COP 15: Can we eat our way to a healthier planet?
Biodiversity is incredibly important to the future health of our planet, but looking after ecosystems, especially forests and oceans, is also critical to the fight against climate change as they serve as vital carbon sinks. So why are these important causes being looked at independently? The Executive Secretary of the Convention on Biological Diversity admits that climate change and biodiversity “are two intertwined crises that should be addressed together.”1
Professor Johan Rockstrom, an internationally recognised scientist on global sustainability issues, agrees. Speaking at BNP Paribas Asset Management’s Investment Symposium 2021, Professor Rockstrom proposed that a transition in the global food system is pivotal for achieving net zero goals, particularly the 1.5˚ target. But will a transformation of the food chain really fix climate change, what would be involved and how will this impact investors?
How we produce food is not only damaging for climate change but also threatens other planetary boundaries – the environmental limits within which humanity can safely operate – such as biodiversity, land use and the overuse of biochemicals. Professor Rockstrom believes that a revolution in how we produce food over the next decade could be the solution to many of the planet’s challenges. He says, “There is evidence today that a global transition of the food system to one that is more sustainable will give us a very good chance of moving back into a safe operating space of planetary boundaries and provide a chance to avoiding pushing the system onto an irreversible pathway.”
Food security is fragile, especially in the emerging world and amid a growing population. The latest research suggests our current food system can only feed 3.4 billion people and still maintain planetary boundaries4 . But the global population is already at 7.8 billion and is forecast to reach nearly 10 billion by 20505 meaning we are already past the tipping point of sustainable food supply.
Our current food system can also be connected to the recent health crisis. The frequency of zoonotic viral diseases has been directly attributed to the expansion of agriculture into previously intact environmental habitats6.

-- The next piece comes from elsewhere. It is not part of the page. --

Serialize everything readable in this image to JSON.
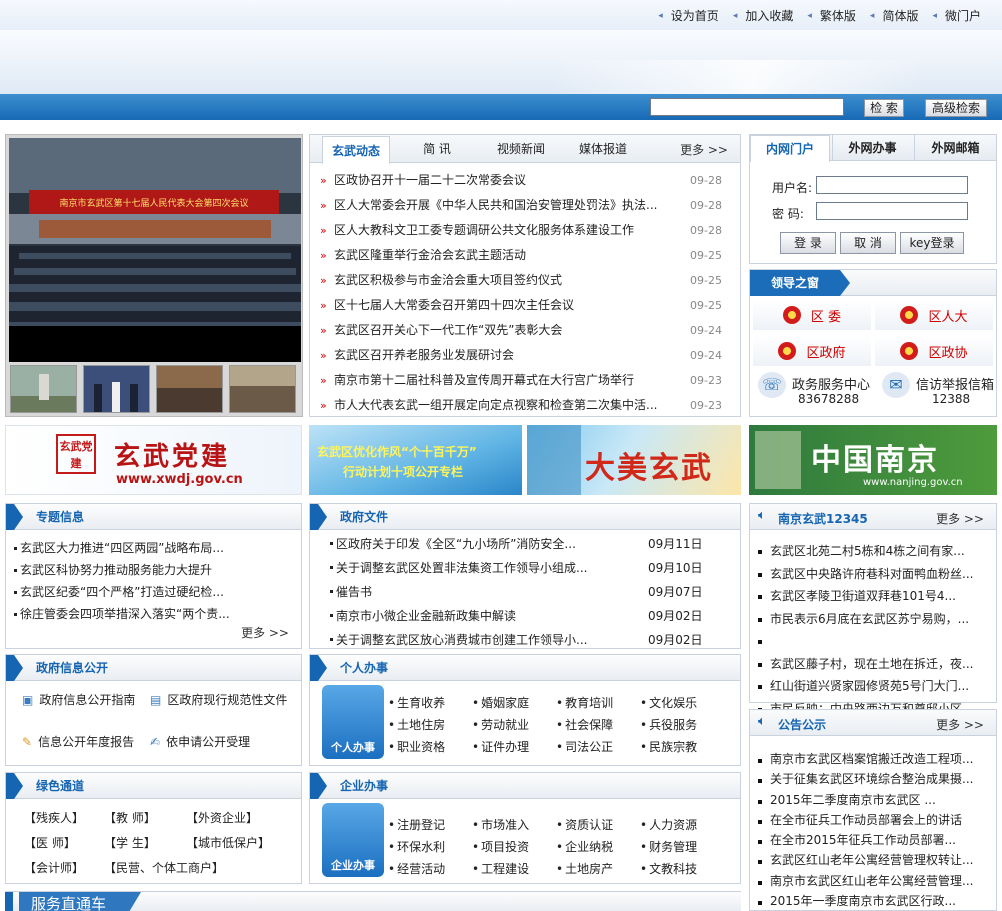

Moreover, food inflation is going up, just as food reliability is going down. Potentially further harming those that have the greatest need of good nutrition. Something needs to change.
It’s not just the volume of food we consume that’s problematic, the type of food we eat is also stretching both natural and economic resources. Poor diet and nutrition are strongly associated with illnesses such as hypertension, cancer and diabetes, creating pressure and cost on the world’s health services. However, malnutrition has also been shown to be a significant drag on GDP due to high levels of work absence and poor productivity.
Converting to a healthier diet would not only add value to the global economy but would also add to the global workforce as people are no longer ill or dying prematurely. Professor Rockstrom suggests that shifting to a Mediterranean or flexitarian diet, which entails the reducing our red meat intake and increasing our consumption of fruit and nuts, would have a positive health outcome for both humans and the planet – a double win.
And we’re moving in the right direction, albeit slowly. Trends towards flexitarianism are already gaining traction. For example, Green Monday is a social media initiative where people commit to going meatless on a Monday to achieve a more sustainable diet.
The ground and soil have the potential to hold more carbon than the atmosphere and Earth’s plant life combined – so an amazing solution is sitting beneath us if it can just be harnessed effectively. Yet, current commercial agricultural practices are eroding this potential rapidly. Already a third of topsoil is gone and if we carry on with these practices there may only be 30-40 harvests left.
Switching to organic farming methods and eliminating the use of harmful pesticides could change this outcome significantly. In France, an experiment has shown that increasing the organic matter by 4/1000 can dramatically bend the curve of carbon emissions7 .
The use of controlled greenhouses has also been impactful. They can improve yields by 30 times while using 90% less water (which can be sourced from rainwater rather than relying on fresh water sources). Importantly, they can also be situated close to populations, meaning less food mileage, and the model is repeatable and could therefore be replicated worldwide.
Technology – such as robotic harvesting, machine learning and sensors – is also improving agricultural efficiency. Adoption of these systems and other more sustainable practices need to be encouraged and supported worldwide.
The second phase of the COP 15 summit will take place in May this year. This time, the event needs to take a leaf out of COP 26’s book to generate better publicity to ensure biodiversity, food and health gain the recognition needed to affect change.
The investment community can play its part too. As with any transformative change, there will be enormous investment opportunities to benefit investors pursuing this theme. However, they can also use their influence to challenge the business world to change its practices – as is happening with decarbonisation.
At BNP Paribas Asset Management, we are using corporate engagement to educate, raise awareness, encourage transparency and promote the adoption of sustainable food standards. We are also advocating for greater public policy to regulate food standards, introduce taxation to promote healthier food options and enforce more effective food labelling.
Finally, through our environmental strategies we are investing in those businesses providing the necessary solutions to the sustainable food challenge. This will not only provide a wider breadth of opportunities for our clients to affect real change, but they should also benefit from the growth potential of these innovative enterprises.